And in part, it was because de Botton slyly manages both to critique the shallow, manipulative ways of the news agenda while also suggesting that much of its appeal lies in its ability to give shape and meaning to our own, far more ordinary lives than those described in the pages of most news publications.
He also manages, for 255 pages, to come up with an endless supply of entertaining examples of the sorts of news he’s talking about.
For example, he identifies in his preface several classics of the genre: man falls asleep on a motorway overpass and crashes onto a caravan below, killing a family of five; a murder in which the victim is “found in pieces in the truck of a minicab”; a story that “rehearses the particulars of an affair between a tennis coach and her 13 year-old pupil.”

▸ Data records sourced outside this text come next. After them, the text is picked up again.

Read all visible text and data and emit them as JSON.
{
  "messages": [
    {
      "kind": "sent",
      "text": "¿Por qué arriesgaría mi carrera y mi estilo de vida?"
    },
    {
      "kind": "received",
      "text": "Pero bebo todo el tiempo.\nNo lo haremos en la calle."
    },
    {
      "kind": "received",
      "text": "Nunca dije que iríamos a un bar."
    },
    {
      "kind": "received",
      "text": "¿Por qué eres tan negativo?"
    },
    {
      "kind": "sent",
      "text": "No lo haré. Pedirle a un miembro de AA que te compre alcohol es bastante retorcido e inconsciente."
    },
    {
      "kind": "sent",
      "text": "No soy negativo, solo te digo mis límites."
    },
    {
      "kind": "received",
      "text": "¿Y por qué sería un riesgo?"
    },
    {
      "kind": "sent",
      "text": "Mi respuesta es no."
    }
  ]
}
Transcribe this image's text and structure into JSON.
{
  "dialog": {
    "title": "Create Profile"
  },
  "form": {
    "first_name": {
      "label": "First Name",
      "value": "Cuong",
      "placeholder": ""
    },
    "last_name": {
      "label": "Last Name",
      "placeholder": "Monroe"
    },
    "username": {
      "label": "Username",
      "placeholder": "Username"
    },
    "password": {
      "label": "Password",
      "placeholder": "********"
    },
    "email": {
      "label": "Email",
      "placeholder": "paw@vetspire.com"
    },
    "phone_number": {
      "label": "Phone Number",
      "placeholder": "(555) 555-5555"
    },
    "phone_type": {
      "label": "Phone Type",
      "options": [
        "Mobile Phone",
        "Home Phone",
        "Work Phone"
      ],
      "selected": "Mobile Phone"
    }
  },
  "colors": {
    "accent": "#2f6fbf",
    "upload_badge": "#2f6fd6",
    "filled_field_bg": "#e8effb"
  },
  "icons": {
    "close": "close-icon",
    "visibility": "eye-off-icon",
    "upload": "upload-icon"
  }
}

“These occurrences, so obviously demented, invite us to feel sane and blessed by comparison,” writes de Botton. “We can turn away from them and experience a new sense of relief at our predictable routines, at how tightly bound we have kept our more unusual desires, and at our restraint in never yet having poisoned a colleague or entombed a relation under the patio.”
He skewers the reader too, cheerfully admitting tedium at a story on council housing rent reform as an example of “headlines of apparent importance that, in private, leave us disengaged.”
“Boredom and confusion may be two of the most common, but also two of the most shameful and therefore concealed, emotions provoked by so-called ‘serious’ political stories presented by the news organisations of modern democracies.”
In the same edition, he notes there’s a “story about an incestuous cannibal in Australia that requires no effort whatsoever. Perhaps one is, at heart, a truly shallow and irresponsible citizen.”
Part of the problem is that there is no shortage of newsworthy facts.
“The issue is not that we need more of them, but that we don’t know what to do with the ones we have.”
And while Hegel may have argued that the news has replaced religion in modern society, religion repeats just a few messages to drum into us certain behaviours. The news, by comparison, bombards us with so much useless knowledge that it often provokes inertia – or rage.
“In hock to the excitements and commercial advantages of rage, the news cruelly ignores the project of consolation,” writes de Botton, who touchingly suggests that the news should adopt such a constructive agenda as part of its reason for being if it’s not just to be a blight on our tempers.
However, the news is unsympathetic to the truth that “it would be impossible for anyone– not just this fool or that group of cretins – to change matters at a pace that would flatter the expectations of the news cycle.”
He picks apart the journalistic conceit that he calls “gaffe journalism”, where a momentary lapse into stupidity by a normally sensible public figure becomes the news, simply because it’s so easy to do.
De Botton is particularly and enjoyably brutal in revealing to a new generation of readers that hating the media is a hardy perennial pursuit.
Gustave Flaubert, the 19th century author of Madame Bovary, hated the news so much that he came to believe the only people capable of having ideas of their own were the illiterate, since the news was producing a new kind of idiocy actually created by the distribution of pre-digested knowledge.
“Flaubert hated newspapers because of his conviction that they slyly encouraged readers to hand over to others a task that no honest person should ever consent to offload onto someone else: thinking.”
That struck a chord. I’ve often suspected I became a journalist because I didn’t believe what I read in the paper. The News, A User’s Guide, has helped confirm that prejudice while putting a smile on face at every page.
by Pattrick Smellie, BusinessDesk
Pattrick Smellie is a journalist, so he presumably knows what he’s on about.
The News: A User’s Manual
by Alain de Botton
Published by Hamish Hamilton Ltd